PROBLEM TO SOLVE
The entries are to be repeated verbatim, with nothing left out.

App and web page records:
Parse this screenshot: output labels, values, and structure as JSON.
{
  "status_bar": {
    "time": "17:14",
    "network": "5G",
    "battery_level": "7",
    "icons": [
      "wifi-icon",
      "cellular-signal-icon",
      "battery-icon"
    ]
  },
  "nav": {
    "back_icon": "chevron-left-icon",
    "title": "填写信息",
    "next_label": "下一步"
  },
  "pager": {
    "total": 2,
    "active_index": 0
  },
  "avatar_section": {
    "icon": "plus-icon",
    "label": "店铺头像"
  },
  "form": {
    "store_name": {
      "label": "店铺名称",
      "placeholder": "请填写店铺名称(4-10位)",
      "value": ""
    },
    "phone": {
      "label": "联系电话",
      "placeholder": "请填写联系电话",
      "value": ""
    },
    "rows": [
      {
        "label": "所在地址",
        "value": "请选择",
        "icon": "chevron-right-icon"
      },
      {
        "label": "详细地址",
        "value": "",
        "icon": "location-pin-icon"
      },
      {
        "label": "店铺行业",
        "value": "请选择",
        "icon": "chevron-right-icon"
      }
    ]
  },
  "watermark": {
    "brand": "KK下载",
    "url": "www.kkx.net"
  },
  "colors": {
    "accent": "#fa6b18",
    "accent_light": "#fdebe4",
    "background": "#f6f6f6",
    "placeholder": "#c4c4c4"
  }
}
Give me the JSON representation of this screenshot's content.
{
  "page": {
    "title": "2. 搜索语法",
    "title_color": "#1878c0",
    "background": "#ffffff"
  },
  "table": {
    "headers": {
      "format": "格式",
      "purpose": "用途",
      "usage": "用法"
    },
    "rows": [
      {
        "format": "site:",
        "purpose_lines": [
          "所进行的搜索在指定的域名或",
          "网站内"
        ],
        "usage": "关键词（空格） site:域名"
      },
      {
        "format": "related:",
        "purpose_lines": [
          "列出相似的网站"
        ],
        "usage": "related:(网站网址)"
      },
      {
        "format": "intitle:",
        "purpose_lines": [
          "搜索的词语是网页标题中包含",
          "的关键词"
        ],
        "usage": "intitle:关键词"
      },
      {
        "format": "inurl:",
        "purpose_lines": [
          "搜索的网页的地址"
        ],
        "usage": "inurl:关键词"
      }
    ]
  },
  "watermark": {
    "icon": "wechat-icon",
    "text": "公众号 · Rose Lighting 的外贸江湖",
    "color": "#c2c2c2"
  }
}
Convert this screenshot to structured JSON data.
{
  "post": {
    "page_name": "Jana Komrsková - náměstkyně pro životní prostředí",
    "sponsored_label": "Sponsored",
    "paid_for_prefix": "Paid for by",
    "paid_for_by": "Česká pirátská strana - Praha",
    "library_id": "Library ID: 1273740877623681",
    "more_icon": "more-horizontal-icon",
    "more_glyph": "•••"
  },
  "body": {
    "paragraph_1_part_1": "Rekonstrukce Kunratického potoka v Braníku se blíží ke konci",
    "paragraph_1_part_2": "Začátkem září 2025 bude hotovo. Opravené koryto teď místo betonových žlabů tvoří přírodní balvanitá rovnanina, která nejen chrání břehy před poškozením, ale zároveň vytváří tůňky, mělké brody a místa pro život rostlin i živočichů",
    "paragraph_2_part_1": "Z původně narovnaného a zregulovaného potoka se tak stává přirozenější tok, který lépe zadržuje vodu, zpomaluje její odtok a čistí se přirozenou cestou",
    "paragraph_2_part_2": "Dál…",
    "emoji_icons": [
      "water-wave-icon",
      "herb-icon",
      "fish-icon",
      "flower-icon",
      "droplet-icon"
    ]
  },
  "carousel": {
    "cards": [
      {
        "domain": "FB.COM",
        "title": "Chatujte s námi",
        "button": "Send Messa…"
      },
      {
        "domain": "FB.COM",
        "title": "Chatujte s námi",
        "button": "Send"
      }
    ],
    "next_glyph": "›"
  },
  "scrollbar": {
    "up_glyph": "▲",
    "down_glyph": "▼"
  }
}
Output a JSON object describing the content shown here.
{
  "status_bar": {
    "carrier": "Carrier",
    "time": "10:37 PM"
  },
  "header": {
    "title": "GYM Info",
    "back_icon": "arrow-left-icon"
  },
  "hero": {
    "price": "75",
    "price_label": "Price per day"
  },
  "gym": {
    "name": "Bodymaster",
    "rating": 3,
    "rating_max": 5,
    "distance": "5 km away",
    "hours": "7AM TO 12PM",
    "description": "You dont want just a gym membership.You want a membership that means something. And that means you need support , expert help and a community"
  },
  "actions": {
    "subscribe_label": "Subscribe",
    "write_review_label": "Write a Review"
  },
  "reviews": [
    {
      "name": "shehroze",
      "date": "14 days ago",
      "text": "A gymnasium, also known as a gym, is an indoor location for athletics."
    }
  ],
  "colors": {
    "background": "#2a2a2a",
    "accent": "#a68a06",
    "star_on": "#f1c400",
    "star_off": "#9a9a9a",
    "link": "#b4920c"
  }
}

ANSWER SPACE
Parse this screenshot: output labels, values, and structure as JSON.
{
  "status_bar": {
    "time": "17:14",
    "network": "5G",
    "battery_level": "7",
    "icons": [
      "wifi-icon",
      "cellular-signal-icon",
      "battery-icon"
    ]
  },
  "nav": {
    "back_icon": "chevron-left-icon",
    "title": "填写信息",
    "next_label": "下一步"
  },
  "pager": {
    "total": 2,
    "active_index": 0
  },
  "avatar_section": {
    "icon": "plus-icon",
    "label": "店铺头像"
  },
  "form": {
    "store_name": {
      "label": "店铺名称",
      "placeholder": "请填写店铺名称(4-10位)",
      "value": ""
    },
    "phone": {
      "label": "联系电话",
      "placeholder": "请填写联系电话",
      "value": ""
    },
    "rows": [
      {
        "label": "所在地址",
        "value": "请选择",
        "icon": "chevron-right-icon"
      },
      {
        "label": "详细地址",
        "value": "",
        "icon": "location-pin-icon"
      },
      {
        "label": "店铺行业",
        "value": "请选择",
        "icon": "chevron-right-icon"
      }
    ]
  },
  "watermark": {
    "brand": "KK下载",
    "url": "www.kkx.net"
  },
  "colors": {
    "accent": "#fa6b18",
    "accent_light": "#fdebe4",
    "background": "#f6f6f6",
    "placeholder": "#c4c4c4"
  }
}
Give me the JSON representation of this screenshot's content.
{
  "page": {
    "title": "2. 搜索语法",
    "title_color": "#1878c0",
    "background": "#ffffff"
  },
  "table": {
    "headers": {
      "format": "格式",
      "purpose": "用途",
      "usage": "用法"
    },
    "rows": [
      {
        "format": "site:",
        "purpose_lines": [
          "所进行的搜索在指定的域名或",
          "网站内"
        ],
        "usage": "关键词（空格） site:域名"
      },
      {
        "format": "related:",
        "purpose_lines": [
          "列出相似的网站"
        ],
        "usage": "related:(网站网址)"
      },
      {
        "format": "intitle:",
        "purpose_lines": [
          "搜索的词语是网页标题中包含",
          "的关键词"
        ],
        "usage": "intitle:关键词"
      },
      {
        "format": "inurl:",
        "purpose_lines": [
          "搜索的网页的地址"
        ],
        "usage": "inurl:关键词"
      }
    ]
  },
  "watermark": {
    "icon": "wechat-icon",
    "text": "公众号 · Rose Lighting 的外贸江湖",
    "color": "#c2c2c2"
  }
}
Convert this screenshot to structured JSON data.
{
  "post": {
    "page_name": "Jana Komrsková - náměstkyně pro životní prostředí",
    "sponsored_label": "Sponsored",
    "paid_for_prefix": "Paid for by",
    "paid_for_by": "Česká pirátská strana - Praha",
    "library_id": "Library ID: 1273740877623681",
    "more_icon": "more-horizontal-icon",
    "more_glyph": "•••"
  },
  "body": {
    "paragraph_1_part_1": "Rekonstrukce Kunratického potoka v Braníku se blíží ke konci",
    "paragraph_1_part_2": "Začátkem září 2025 bude hotovo. Opravené koryto teď místo betonových žlabů tvoří přírodní balvanitá rovnanina, která nejen chrání břehy před poškozením, ale zároveň vytváří tůňky, mělké brody a místa pro život rostlin i živočichů",
    "paragraph_2_part_1": "Z původně narovnaného a zregulovaného potoka se tak stává přirozenější tok, který lépe zadržuje vodu, zpomaluje její odtok a čistí se přirozenou cestou",
    "paragraph_2_part_2": "Dál…",
    "emoji_icons": [
      "water-wave-icon",
      "herb-icon",
      "fish-icon",
      "flower-icon",
      "droplet-icon"
    ]
  },
  "carousel": {
    "cards": [
      {
        "domain": "FB.COM",
        "title": "Chatujte s námi",
        "button": "Send Messa…"
      },
      {
        "domain": "FB.COM",
        "title": "Chatujte s námi",
        "button": "Send"
      }
    ],
    "next_glyph": "›"
  },
  "scrollbar": {
    "up_glyph": "▲",
    "down_glyph": "▼"
  }
}
Output a JSON object describing the content shown here.
{
  "status_bar": {
    "carrier": "Carrier",
    "time": "10:37 PM"
  },
  "header": {
    "title": "GYM Info",
    "back_icon": "arrow-left-icon"
  },
  "hero": {
    "price": "75",
    "price_label": "Price per day"
  },
  "gym": {
    "name": "Bodymaster",
    "rating": 3,
    "rating_max": 5,
    "distance": "5 km away",
    "hours": "7AM TO 12PM",
    "description": "You dont want just a gym membership.You want a membership that means something. And that means you need support , expert help and a community"
  },
  "actions": {
    "subscribe_label": "Subscribe",
    "write_review_label": "Write a Review"
  },
  "reviews": [
    {
      "name": "shehroze",
      "date": "14 days ago",
      "text": "A gymnasium, also known as a gym, is an indoor location for athletics."
    }
  ],
  "colors": {
    "background": "#2a2a2a",
    "accent": "#a68a06",
    "star_on": "#f1c400",
    "star_off": "#9a9a9a",
    "link": "#b4920c"
  }
}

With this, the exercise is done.